There is a certain swagger and folklore surrounding the Steve Nash-led No. 15 seed Santa Clara’s upset over the No. 2 seed Arizona Wildcats back in 1993, yet most of us have already forgotten some of the other more recent upsets. Who remembers that it was just three months ago that Middle Tennessee shocked Michigan State or perhaps Lehigh’s upset of Duke back in 2012?
Today’s mid-major teams that have become successful just don’t have the same kind of charisma or chutzpah as their counterparts of the 1990s, and thus, have become less memorable and, more importantly, impactful on the game.
The style and charisma of the mid-major basketball programs of the 1990’s has become timeless. If you want to know where "The Fab 5" got its license for swagger, look west to the UNLV Runnin’ Rebels. Without the alley oops of Larry Johnson and Stacey Augmon laying the ground work in 1989-90, perhaps the baggy shorts of Michigan’s Fab 5 would have been too much for the mainstream media to handle in the years to come.
Without Marcus Camby’s flare and intensity at UMass in 95-96 for a then-unknown John Calipari, perhaps the Big Blue Nation of today is just another average SEC program wishing Tubby Smith would come back and take the helm. Without Hank Gathers and Bo Kimble of Loyal Marymount, perhaps the Golden State Warriors of today are a more defensive minded team who win games with scores of 89-85 by playing tough defense instead of running the floor like gazelles and putting up an endless amount of shots from all over the court.

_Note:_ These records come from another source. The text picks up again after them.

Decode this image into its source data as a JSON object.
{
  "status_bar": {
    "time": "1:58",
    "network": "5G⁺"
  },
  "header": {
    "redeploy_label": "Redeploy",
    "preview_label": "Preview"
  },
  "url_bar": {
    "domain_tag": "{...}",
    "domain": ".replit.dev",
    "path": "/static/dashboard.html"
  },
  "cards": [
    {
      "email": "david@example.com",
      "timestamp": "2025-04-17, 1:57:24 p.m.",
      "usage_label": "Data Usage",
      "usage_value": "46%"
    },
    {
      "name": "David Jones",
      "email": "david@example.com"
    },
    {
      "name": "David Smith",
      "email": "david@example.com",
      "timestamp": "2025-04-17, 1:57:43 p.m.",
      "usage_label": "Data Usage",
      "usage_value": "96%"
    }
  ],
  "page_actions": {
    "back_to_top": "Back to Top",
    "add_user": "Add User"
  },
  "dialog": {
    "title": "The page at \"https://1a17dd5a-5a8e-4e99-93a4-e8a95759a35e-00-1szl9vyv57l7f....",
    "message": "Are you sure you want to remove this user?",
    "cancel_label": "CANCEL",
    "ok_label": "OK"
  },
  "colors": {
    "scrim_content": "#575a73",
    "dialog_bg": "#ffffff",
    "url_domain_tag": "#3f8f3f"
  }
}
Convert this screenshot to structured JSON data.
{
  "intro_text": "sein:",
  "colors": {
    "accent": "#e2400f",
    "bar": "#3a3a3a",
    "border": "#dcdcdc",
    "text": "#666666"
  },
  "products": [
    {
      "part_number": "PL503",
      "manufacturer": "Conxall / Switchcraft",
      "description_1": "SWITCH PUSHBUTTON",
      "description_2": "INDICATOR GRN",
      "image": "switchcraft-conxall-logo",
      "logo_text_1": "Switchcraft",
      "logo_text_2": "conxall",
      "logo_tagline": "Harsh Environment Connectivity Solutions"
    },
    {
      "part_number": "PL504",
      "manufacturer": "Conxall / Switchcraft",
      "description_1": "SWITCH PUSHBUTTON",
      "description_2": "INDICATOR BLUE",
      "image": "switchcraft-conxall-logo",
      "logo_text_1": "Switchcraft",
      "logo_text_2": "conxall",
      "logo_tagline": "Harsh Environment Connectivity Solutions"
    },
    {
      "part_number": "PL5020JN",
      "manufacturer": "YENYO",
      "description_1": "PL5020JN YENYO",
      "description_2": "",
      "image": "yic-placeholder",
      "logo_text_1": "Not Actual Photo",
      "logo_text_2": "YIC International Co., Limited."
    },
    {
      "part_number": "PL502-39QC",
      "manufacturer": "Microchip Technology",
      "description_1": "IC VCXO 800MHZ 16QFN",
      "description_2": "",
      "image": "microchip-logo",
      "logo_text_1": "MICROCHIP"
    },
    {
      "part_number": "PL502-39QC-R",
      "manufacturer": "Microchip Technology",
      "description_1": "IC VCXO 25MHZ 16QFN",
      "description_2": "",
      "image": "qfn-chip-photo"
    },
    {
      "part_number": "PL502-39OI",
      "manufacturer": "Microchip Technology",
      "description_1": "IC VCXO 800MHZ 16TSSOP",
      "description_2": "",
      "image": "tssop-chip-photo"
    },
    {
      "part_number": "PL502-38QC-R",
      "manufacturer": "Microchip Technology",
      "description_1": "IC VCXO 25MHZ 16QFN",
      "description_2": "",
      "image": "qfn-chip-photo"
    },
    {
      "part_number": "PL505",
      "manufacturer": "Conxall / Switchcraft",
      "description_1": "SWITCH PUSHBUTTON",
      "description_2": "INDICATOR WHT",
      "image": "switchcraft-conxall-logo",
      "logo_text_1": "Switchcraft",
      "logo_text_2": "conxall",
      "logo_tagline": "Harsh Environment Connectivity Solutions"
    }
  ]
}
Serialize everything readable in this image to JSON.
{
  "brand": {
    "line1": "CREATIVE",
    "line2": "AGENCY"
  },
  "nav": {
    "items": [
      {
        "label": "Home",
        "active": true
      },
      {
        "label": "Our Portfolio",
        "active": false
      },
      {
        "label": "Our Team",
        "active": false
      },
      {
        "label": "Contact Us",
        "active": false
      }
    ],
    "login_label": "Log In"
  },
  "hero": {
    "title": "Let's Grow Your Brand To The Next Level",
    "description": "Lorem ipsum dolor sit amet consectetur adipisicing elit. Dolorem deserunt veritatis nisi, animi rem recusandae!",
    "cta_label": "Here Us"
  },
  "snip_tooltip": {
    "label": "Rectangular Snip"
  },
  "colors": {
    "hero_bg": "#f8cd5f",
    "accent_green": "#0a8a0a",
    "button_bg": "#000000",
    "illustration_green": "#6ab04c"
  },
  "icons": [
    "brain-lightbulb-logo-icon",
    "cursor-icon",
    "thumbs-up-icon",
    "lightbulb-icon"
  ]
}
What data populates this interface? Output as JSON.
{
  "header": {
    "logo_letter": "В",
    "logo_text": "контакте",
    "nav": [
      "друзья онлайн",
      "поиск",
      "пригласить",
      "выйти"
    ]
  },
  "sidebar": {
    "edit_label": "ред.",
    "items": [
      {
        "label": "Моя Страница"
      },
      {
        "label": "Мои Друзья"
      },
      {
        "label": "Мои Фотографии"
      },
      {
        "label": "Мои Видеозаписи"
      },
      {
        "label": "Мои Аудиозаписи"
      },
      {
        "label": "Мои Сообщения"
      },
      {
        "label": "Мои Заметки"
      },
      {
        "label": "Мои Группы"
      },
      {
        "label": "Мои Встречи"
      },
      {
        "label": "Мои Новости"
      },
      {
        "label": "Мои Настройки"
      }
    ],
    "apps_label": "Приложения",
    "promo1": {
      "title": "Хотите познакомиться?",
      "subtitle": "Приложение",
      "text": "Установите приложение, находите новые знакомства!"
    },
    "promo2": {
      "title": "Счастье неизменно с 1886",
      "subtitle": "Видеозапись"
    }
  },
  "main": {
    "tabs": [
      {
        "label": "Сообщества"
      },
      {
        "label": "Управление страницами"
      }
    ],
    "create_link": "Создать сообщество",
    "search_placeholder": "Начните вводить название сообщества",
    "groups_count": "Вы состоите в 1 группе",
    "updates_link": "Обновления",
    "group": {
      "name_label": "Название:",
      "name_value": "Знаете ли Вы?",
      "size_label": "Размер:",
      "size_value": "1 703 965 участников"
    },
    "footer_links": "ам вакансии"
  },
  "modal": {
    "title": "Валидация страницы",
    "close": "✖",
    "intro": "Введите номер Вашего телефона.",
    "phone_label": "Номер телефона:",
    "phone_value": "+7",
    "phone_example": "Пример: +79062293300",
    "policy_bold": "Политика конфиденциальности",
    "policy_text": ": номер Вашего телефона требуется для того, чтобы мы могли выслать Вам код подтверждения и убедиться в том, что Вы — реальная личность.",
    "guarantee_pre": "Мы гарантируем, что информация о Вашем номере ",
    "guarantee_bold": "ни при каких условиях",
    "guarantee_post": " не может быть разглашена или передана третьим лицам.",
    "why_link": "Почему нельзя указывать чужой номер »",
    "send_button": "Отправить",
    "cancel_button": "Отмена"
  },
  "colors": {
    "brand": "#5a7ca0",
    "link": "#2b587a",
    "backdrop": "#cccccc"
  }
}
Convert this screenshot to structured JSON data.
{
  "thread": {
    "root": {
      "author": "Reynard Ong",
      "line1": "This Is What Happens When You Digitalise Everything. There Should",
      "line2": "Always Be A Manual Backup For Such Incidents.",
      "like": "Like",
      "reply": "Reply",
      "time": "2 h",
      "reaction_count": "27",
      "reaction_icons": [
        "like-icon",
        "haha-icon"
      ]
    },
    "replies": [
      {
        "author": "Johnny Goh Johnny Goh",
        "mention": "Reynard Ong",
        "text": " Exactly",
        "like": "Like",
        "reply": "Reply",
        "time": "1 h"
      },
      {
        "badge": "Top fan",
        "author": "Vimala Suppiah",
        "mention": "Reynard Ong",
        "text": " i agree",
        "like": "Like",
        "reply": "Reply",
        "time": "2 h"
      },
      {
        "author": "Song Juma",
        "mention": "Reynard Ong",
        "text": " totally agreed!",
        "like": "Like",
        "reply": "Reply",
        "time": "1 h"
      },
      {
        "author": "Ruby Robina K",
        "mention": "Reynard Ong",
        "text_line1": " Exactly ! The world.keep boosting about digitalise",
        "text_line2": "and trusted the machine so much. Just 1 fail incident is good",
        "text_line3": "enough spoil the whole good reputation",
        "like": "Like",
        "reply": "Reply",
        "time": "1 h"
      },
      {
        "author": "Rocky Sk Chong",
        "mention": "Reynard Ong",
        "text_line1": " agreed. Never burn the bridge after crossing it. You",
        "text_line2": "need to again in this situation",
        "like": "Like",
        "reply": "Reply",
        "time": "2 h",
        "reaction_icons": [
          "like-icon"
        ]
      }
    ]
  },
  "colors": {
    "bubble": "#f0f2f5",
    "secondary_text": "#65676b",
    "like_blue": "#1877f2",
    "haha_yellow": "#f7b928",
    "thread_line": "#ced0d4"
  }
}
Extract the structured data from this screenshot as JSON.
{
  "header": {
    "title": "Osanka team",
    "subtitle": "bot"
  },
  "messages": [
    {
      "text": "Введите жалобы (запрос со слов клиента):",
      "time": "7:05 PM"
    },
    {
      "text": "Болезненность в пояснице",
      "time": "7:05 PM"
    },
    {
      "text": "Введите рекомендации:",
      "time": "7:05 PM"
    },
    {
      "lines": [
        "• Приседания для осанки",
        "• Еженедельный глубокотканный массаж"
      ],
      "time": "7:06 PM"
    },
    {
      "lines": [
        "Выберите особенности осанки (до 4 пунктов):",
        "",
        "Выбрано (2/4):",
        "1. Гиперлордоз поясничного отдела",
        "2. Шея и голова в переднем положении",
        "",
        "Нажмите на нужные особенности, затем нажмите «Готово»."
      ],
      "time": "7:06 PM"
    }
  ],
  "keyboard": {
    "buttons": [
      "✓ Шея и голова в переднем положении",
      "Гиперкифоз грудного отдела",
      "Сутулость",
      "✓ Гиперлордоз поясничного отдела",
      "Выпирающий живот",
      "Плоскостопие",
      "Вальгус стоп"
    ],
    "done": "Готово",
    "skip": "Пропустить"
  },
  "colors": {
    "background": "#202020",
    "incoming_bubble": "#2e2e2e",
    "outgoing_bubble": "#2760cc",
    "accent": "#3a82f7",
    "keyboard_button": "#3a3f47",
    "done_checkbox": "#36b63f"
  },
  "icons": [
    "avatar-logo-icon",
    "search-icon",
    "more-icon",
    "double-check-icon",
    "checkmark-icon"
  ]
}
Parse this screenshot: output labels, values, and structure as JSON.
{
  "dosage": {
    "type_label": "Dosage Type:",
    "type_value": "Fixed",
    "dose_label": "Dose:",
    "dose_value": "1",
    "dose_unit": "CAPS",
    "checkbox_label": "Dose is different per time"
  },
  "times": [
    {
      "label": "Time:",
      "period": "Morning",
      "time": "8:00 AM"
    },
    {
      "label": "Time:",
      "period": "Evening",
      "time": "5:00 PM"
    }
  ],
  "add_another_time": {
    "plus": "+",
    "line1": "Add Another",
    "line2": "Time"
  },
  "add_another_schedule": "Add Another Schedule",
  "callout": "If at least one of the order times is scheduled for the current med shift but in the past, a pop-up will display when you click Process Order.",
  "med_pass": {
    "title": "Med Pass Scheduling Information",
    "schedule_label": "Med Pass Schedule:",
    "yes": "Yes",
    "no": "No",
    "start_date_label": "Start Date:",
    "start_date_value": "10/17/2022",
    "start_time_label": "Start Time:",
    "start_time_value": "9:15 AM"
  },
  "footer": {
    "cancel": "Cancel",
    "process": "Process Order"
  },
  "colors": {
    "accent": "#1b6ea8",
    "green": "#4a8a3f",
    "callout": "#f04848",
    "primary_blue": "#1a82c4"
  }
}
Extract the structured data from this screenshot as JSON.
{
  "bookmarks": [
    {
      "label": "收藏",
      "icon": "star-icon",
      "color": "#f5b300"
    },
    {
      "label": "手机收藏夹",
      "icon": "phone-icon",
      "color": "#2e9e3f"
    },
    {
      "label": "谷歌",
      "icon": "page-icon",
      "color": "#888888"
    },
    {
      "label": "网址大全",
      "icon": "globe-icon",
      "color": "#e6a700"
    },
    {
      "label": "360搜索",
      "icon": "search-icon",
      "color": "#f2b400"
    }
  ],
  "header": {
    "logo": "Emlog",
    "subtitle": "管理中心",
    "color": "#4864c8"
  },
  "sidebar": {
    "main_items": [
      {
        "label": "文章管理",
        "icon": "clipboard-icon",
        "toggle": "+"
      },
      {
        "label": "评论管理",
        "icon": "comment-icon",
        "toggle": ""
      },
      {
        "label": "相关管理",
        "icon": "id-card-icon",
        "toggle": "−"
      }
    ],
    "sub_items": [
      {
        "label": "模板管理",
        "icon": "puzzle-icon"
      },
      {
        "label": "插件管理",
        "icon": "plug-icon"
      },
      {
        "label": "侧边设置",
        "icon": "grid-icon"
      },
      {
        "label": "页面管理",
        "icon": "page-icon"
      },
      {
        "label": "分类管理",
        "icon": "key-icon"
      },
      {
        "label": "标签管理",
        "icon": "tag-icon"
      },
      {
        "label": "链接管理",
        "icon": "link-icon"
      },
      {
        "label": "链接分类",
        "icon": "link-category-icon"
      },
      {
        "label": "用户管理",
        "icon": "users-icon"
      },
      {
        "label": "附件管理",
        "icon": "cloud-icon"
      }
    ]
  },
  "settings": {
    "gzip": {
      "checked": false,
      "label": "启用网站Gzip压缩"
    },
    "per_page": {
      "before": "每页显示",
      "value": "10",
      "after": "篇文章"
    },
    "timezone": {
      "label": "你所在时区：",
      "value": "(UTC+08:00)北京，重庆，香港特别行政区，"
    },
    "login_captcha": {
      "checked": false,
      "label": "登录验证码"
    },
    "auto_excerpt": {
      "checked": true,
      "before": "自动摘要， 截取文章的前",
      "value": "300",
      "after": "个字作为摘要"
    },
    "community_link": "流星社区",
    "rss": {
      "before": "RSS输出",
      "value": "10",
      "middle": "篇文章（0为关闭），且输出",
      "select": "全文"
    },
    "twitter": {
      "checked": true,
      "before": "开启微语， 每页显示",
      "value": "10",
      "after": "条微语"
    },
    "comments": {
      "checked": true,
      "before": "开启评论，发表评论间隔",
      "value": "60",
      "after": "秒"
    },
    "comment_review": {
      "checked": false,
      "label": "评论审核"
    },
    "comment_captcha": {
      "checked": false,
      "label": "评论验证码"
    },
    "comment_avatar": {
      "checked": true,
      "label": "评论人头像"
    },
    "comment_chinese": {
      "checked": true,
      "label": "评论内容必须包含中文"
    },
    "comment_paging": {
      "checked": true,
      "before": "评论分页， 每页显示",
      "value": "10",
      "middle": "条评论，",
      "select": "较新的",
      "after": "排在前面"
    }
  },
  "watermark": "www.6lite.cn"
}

That’s the mid-major influence.
The 1990 Loyola Marymount Lions still hold the NCAA record for the highest scoring team in history, averaging 122 points per game. In comparison, Golden State averaged just 114 points per game this past season, yet the media of today still try to present the Warriors as a team that has revolutionized basketball.
The 1990 UNLV team is still the only team to score 100 points in an NCAA championship game and still hold the record for the largest margin of victory in a championship game when the Rebels hammered Duke, 103-73. Four of the top five scoring teams in the NCAA this past season would all be considered mid-majors (Oakland, The Citadel, Omaha, North Florida), yet the top scoring team still only managed 86.4 points per game. That's 53 points less per game than Loyola's best output back in 90.
Do you still think today's game is more offensive than the past?
Some may say that it’s the coach’s influence of making their players play within the confines of their system, which has led to the lack of style and swagger in today’s mid-majors. Others may argue the influence of media or cultural differences that surrounded the players of the 90s as compared to today’s players. In the 90s, the music of Dr. Dre, Pearl Jam, Tupac and Biggie filled pregame locker rooms. Today’s pre-game music probably features a Canadian guy who sings or raps about his girlfriend not returning his text in an appropriate time or fashion.
The mid-majors of today’s era who have achieved notoriety are a little more wholesome in the chutzpah or charisma column. The Monmouth Hawks are fun to watch, but the whole routine was a little hokey in comparison to the Runnin’ Rebels of the early 1990’s. Butler’s back-to-back appearances in the national championship game were impressive, but I doubt anybody outside of Indianapolis (and Utah, yeah I know) can name a player from that team, and even Ward Cleaver would likely describe the Bulldogs' swagger as "neato." I don’t see players from these current mid-major teams (or any college program for that matter) working the late-night talk show circuit like the Loyal Marymount players of the 90’s did.
It was the mid-major teams of the 1990s that helped me develop my love for college basketball. Their style and flare was intoxicating and it kept me tuning in week after week. The mid-majors of today can be fun to watch at times, but it's hard to imagine them changing the game in a way we will still see 20 years down the road.